§ **Task data**
====

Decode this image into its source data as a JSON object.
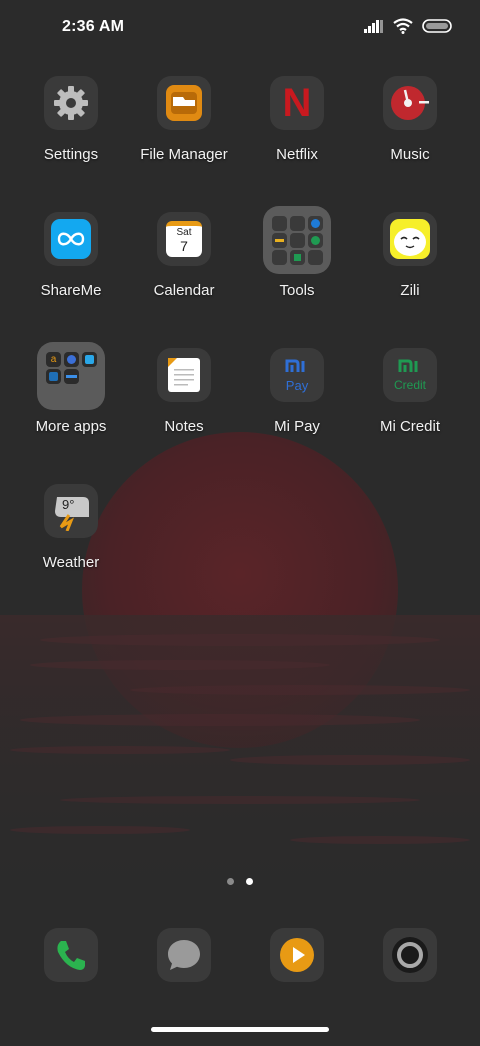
{
  "status_bar": {
    "time": "2:36 AM"
  },
  "apps": [
    {
      "name": "settings",
      "label": "Settings"
    },
    {
      "name": "file-manager",
      "label": "File Manager"
    },
    {
      "name": "netflix",
      "label": "Netflix",
      "glyph": "N"
    },
    {
      "name": "music",
      "label": "Music"
    },
    {
      "name": "shareme",
      "label": "ShareMe"
    },
    {
      "name": "calendar",
      "label": "Calendar",
      "day_name": "Sat",
      "day_number": "7"
    },
    {
      "name": "tools",
      "label": "Tools"
    },
    {
      "name": "zili",
      "label": "Zili"
    },
    {
      "name": "more-apps",
      "label": "More apps"
    },
    {
      "name": "notes",
      "label": "Notes"
    },
    {
      "name": "mi-pay",
      "label": "Mi Pay",
      "logo_text": "Pay"
    },
    {
      "name": "mi-credit",
      "label": "Mi Credit",
      "logo_text": "Credit"
    },
    {
      "name": "weather",
      "label": "Weather",
      "temperature": "9°"
    }
  ],
  "page_indicator": {
    "pages": 2,
    "active_page": 2
  },
  "dock": [
    {
      "name": "phone",
      "icon": "phone-icon"
    },
    {
      "name": "messages",
      "icon": "message-icon"
    },
    {
      "name": "video-player",
      "icon": "play-icon"
    },
    {
      "name": "camera",
      "icon": "camera-icon"
    }
  ],
  "colors": {
    "background": "#2b2b2b",
    "tile": "#3a3a3a",
    "folder_tile": "#5b5b5b",
    "netflix_red": "#c8191f",
    "file_manager_orange": "#e08a12",
    "shareme_blue": "#13a8f0",
    "mi_pay_blue": "#2f6fd6",
    "mi_credit_green": "#1f9a52",
    "phone_green": "#2bb34f",
    "player_orange": "#e89a14",
    "zili_yellow": "#f6ef2a"
  }
}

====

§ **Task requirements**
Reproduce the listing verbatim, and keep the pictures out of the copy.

§ **Response to the exercise**
Decode this image into its source data as a JSON object.
{
  "status_bar": {
    "time": "2:36 AM"
  },
  "apps": [
    {
      "name": "settings",
      "label": "Settings"
    },
    {
      "name": "file-manager",
      "label": "File Manager"
    },
    {
      "name": "netflix",
      "label": "Netflix",
      "glyph": "N"
    },
    {
      "name": "music",
      "label": "Music"
    },
    {
      "name": "shareme",
      "label": "ShareMe"
    },
    {
      "name": "calendar",
      "label": "Calendar",
      "day_name": "Sat",
      "day_number": "7"
    },
    {
      "name": "tools",
      "label": "Tools"
    },
    {
      "name": "zili",
      "label": "Zili"
    },
    {
      "name": "more-apps",
      "label": "More apps"
    },
    {
      "name": "notes",
      "label": "Notes"
    },
    {
      "name": "mi-pay",
      "label": "Mi Pay",
      "logo_text": "Pay"
    },
    {
      "name": "mi-credit",
      "label": "Mi Credit",
      "logo_text": "Credit"
    },
    {
      "name": "weather",
      "label": "Weather",
      "temperature": "9°"
    }
  ],
  "page_indicator": {
    "pages": 2,
    "active_page": 2
  },
  "dock": [
    {
      "name": "phone",
      "icon": "phone-icon"
    },
    {
      "name": "messages",
      "icon": "message-icon"
    },
    {
      "name": "video-player",
      "icon": "play-icon"
    },
    {
      "name": "camera",
      "icon": "camera-icon"
    }
  ],
  "colors": {
    "background": "#2b2b2b",
    "tile": "#3a3a3a",
    "folder_tile": "#5b5b5b",
    "netflix_red": "#c8191f",
    "file_manager_orange": "#e08a12",
    "shareme_blue": "#13a8f0",
    "mi_pay_blue": "#2f6fd6",
    "mi_credit_green": "#1f9a52",
    "phone_green": "#2bb34f",
    "player_orange": "#e89a14",
    "zili_yellow": "#f6ef2a"
  }
}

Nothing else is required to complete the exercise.